## Task goal
Retype every record that follows, character for character.

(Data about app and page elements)

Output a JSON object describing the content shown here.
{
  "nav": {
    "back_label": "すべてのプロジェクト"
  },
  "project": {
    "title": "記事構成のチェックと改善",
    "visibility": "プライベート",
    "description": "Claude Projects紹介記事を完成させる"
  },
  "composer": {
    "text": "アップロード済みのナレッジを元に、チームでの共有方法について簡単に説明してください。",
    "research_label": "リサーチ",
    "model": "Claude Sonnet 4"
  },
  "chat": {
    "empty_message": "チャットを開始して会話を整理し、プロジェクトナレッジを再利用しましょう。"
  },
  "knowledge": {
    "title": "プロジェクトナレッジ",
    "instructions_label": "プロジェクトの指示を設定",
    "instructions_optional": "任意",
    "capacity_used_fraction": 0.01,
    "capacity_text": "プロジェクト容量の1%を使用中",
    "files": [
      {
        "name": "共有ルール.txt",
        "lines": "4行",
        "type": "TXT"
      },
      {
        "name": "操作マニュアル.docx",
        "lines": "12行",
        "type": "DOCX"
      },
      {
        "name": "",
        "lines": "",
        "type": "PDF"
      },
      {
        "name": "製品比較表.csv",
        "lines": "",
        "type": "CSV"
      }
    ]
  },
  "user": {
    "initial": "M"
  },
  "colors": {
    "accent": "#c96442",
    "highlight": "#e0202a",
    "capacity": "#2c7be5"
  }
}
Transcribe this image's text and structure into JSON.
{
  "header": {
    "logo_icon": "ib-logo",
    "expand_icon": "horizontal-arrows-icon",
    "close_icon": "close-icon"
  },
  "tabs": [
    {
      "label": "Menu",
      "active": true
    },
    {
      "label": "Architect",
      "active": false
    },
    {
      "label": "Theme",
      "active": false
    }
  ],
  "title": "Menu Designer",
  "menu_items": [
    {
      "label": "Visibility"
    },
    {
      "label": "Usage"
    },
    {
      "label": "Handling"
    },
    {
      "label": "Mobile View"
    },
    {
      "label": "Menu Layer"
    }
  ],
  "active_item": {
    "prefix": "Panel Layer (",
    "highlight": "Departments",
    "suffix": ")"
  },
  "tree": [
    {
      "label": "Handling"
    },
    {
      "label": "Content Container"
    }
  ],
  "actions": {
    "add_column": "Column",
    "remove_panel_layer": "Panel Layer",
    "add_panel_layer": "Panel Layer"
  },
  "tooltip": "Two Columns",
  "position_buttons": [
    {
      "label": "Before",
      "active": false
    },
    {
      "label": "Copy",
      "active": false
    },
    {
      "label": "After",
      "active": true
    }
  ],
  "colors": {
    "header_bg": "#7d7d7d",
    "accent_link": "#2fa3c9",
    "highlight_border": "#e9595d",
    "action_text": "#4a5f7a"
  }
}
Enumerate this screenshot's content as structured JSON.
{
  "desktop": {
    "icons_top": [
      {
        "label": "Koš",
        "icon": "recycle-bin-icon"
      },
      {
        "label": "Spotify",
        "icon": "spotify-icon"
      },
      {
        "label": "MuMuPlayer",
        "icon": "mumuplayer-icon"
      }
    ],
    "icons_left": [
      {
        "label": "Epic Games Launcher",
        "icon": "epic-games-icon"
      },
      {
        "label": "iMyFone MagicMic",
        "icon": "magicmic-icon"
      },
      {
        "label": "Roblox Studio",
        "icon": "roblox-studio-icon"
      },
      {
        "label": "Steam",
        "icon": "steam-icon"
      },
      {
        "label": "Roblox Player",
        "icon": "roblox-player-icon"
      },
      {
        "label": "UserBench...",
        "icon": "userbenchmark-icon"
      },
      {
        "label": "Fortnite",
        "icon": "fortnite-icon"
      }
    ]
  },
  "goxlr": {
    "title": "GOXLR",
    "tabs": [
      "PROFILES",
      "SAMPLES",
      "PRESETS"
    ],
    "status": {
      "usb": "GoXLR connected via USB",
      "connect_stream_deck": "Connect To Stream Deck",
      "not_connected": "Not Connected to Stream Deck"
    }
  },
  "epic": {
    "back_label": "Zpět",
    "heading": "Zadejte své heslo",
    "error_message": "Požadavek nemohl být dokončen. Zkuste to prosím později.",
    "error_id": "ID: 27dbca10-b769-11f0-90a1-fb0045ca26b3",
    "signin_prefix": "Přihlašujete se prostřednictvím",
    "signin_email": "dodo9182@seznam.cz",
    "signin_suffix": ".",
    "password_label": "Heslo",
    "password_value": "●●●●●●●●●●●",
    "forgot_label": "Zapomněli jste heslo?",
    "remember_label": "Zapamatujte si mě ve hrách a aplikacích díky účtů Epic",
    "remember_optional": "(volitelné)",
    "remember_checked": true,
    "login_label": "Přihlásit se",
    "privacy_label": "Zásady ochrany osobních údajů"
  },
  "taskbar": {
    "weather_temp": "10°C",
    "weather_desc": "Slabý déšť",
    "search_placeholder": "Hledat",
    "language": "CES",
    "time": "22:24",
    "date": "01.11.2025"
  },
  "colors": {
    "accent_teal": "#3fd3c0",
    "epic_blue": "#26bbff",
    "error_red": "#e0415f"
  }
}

## Solution to this exercise
Output a JSON object describing the content shown here.
{
  "nav": {
    "back_label": "すべてのプロジェクト"
  },
  "project": {
    "title": "記事構成のチェックと改善",
    "visibility": "プライベート",
    "description": "Claude Projects紹介記事を完成させる"
  },
  "composer": {
    "text": "アップロード済みのナレッジを元に、チームでの共有方法について簡単に説明してください。",
    "research_label": "リサーチ",
    "model": "Claude Sonnet 4"
  },
  "chat": {
    "empty_message": "チャットを開始して会話を整理し、プロジェクトナレッジを再利用しましょう。"
  },
  "knowledge": {
    "title": "プロジェクトナレッジ",
    "instructions_label": "プロジェクトの指示を設定",
    "instructions_optional": "任意",
    "capacity_used_fraction": 0.01,
    "capacity_text": "プロジェクト容量の1%を使用中",
    "files": [
      {
        "name": "共有ルール.txt",
        "lines": "4行",
        "type": "TXT"
      },
      {
        "name": "操作マニュアル.docx",
        "lines": "12行",
        "type": "DOCX"
      },
      {
        "name": "",
        "lines": "",
        "type": "PDF"
      },
      {
        "name": "製品比較表.csv",
        "lines": "",
        "type": "CSV"
      }
    ]
  },
  "user": {
    "initial": "M"
  },
  "colors": {
    "accent": "#c96442",
    "highlight": "#e0202a",
    "capacity": "#2c7be5"
  }
}
Transcribe this image's text and structure into JSON.
{
  "header": {
    "logo_icon": "ib-logo",
    "expand_icon": "horizontal-arrows-icon",
    "close_icon": "close-icon"
  },
  "tabs": [
    {
      "label": "Menu",
      "active": true
    },
    {
      "label": "Architect",
      "active": false
    },
    {
      "label": "Theme",
      "active": false
    }
  ],
  "title": "Menu Designer",
  "menu_items": [
    {
      "label": "Visibility"
    },
    {
      "label": "Usage"
    },
    {
      "label": "Handling"
    },
    {
      "label": "Mobile View"
    },
    {
      "label": "Menu Layer"
    }
  ],
  "active_item": {
    "prefix": "Panel Layer (",
    "highlight": "Departments",
    "suffix": ")"
  },
  "tree": [
    {
      "label": "Handling"
    },
    {
      "label": "Content Container"
    }
  ],
  "actions": {
    "add_column": "Column",
    "remove_panel_layer": "Panel Layer",
    "add_panel_layer": "Panel Layer"
  },
  "tooltip": "Two Columns",
  "position_buttons": [
    {
      "label": "Before",
      "active": false
    },
    {
      "label": "Copy",
      "active": false
    },
    {
      "label": "After",
      "active": true
    }
  ],
  "colors": {
    "header_bg": "#7d7d7d",
    "accent_link": "#2fa3c9",
    "highlight_border": "#e9595d",
    "action_text": "#4a5f7a"
  }
}
Enumerate this screenshot's content as structured JSON.
{
  "desktop": {
    "icons_top": [
      {
        "label": "Koš",
        "icon": "recycle-bin-icon"
      },
      {
        "label": "Spotify",
        "icon": "spotify-icon"
      },
      {
        "label": "MuMuPlayer",
        "icon": "mumuplayer-icon"
      }
    ],
    "icons_left": [
      {
        "label": "Epic Games Launcher",
        "icon": "epic-games-icon"
      },
      {
        "label": "iMyFone MagicMic",
        "icon": "magicmic-icon"
      },
      {
        "label": "Roblox Studio",
        "icon": "roblox-studio-icon"
      },
      {
        "label": "Steam",
        "icon": "steam-icon"
      },
      {
        "label": "Roblox Player",
        "icon": "roblox-player-icon"
      },
      {
        "label": "UserBench...",
        "icon": "userbenchmark-icon"
      },
      {
        "label": "Fortnite",
        "icon": "fortnite-icon"
      }
    ]
  },
  "goxlr": {
    "title": "GOXLR",
    "tabs": [
      "PROFILES",
      "SAMPLES",
      "PRESETS"
    ],
    "status": {
      "usb": "GoXLR connected via USB",
      "connect_stream_deck": "Connect To Stream Deck",
      "not_connected": "Not Connected to Stream Deck"
    }
  },
  "epic": {
    "back_label": "Zpět",
    "heading": "Zadejte své heslo",
    "error_message": "Požadavek nemohl být dokončen. Zkuste to prosím později.",
    "error_id": "ID: 27dbca10-b769-11f0-90a1-fb0045ca26b3",
    "signin_prefix": "Přihlašujete se prostřednictvím",
    "signin_email": "dodo9182@seznam.cz",
    "signin_suffix": ".",
    "password_label": "Heslo",
    "password_value": "●●●●●●●●●●●",
    "forgot_label": "Zapomněli jste heslo?",
    "remember_label": "Zapamatujte si mě ve hrách a aplikacích díky účtů Epic",
    "remember_optional": "(volitelné)",
    "remember_checked": true,
    "login_label": "Přihlásit se",
    "privacy_label": "Zásady ochrany osobních údajů"
  },
  "taskbar": {
    "weather_temp": "10°C",
    "weather_desc": "Slabý déšť",
    "search_placeholder": "Hledat",
    "language": "CES",
    "time": "22:24",
    "date": "01.11.2025"
  },
  "colors": {
    "accent_teal": "#3fd3c0",
    "epic_blue": "#26bbff",
    "error_red": "#e0415f"
  }
}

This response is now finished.